As described, the first attempt led to some clean soldering in comparison to the ATTinISP. I soldered the complete list of components but it was only when I tried to program my board that I realised there was an issue with my board. With my instructor Vincent, we used the multimetre to check connection on all components and the soldering was good. There was, however, a connection where there shouldn't have been – as shown in the image above – between two pads under the ATTiny.
There was no alternative but to redo the board in FabModules, reroute the board with SRM-20 and desolder as many components as possible. I found desoldering a particular challenge and managed to damage one ATTiny and crystal in the process.
To separate the pads under the ATTiny, I had to return right back to the Eagle file and move the route lines further away. As outlined in the previous sections, hairlines of copper remained between the pads and I had to adjust the cutting depth several times.
With a fresh components, I soldered a little more 'smooth and shiny' than before. On my first attempt I was not well versed with how to use a multimeter. After a short introduction from Vincent, I took the time to check each connections after soldering. If the connection was weak, I adjusted the position of the component on the pad or added more solder to fully submerge the metal connection.

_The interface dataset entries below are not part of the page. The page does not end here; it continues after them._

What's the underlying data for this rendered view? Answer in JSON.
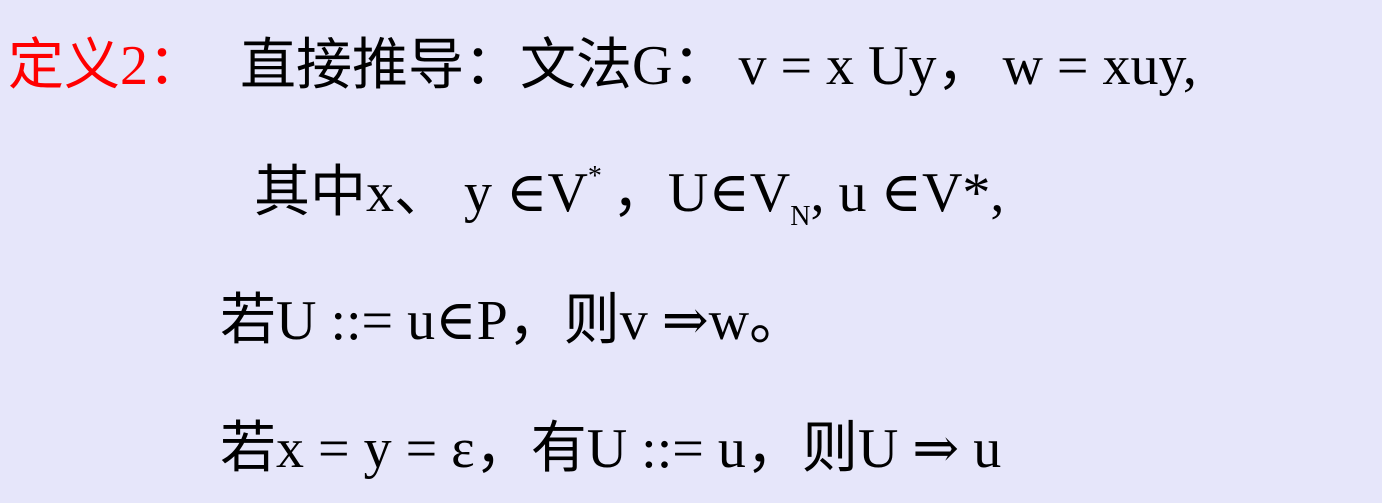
{
  "definition": {
    "label": "定义",
    "number": "2",
    "colon": "：",
    "title": "直接推导：文法",
    "grammar": "G",
    "colon2": "：",
    "v_eq": "v = x Uy",
    "comma1": "，",
    "w_eq": "w = xuy,"
  },
  "line2": {
    "prefix": "其中",
    "xy": "x、 y ∈V",
    "star_sup": "*",
    "comma": "，",
    "U_in": "U∈V",
    "N_sub": "N",
    "comma2": ",",
    "u_in": "u ∈V*,"
  },
  "line3": {
    "if": "若",
    "rule": "U ::= u∈P",
    "comma": "，",
    "then": "则",
    "derive": "v ⇒w",
    "period": "。"
  },
  "line4": {
    "if": "若",
    "eq": "x = y = ε",
    "comma": "，",
    "have": "有",
    "rule": "U ::= u",
    "comma2": "，",
    "then": "则",
    "derive": "U ⇒ u"
  },
  "colors": {
    "background": "#e6e6fa",
    "label": "#ff0000",
    "text": "#000000"
  }
}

This time, I attached my six-pin connector by simply laying it on the board between routing. The overall board has less copper and thinner routing but all connections are sound. I uploaded a basic blinking program (File > Examples > 01 Basics > Blink) using the steps outlined on the week 11 page and it blinked! However, it blinked not as regularly as programmed. The feedback I received was that most likely there was a fault with the crystal.
I discuss using the oscilloscope on the Sorbonne group page.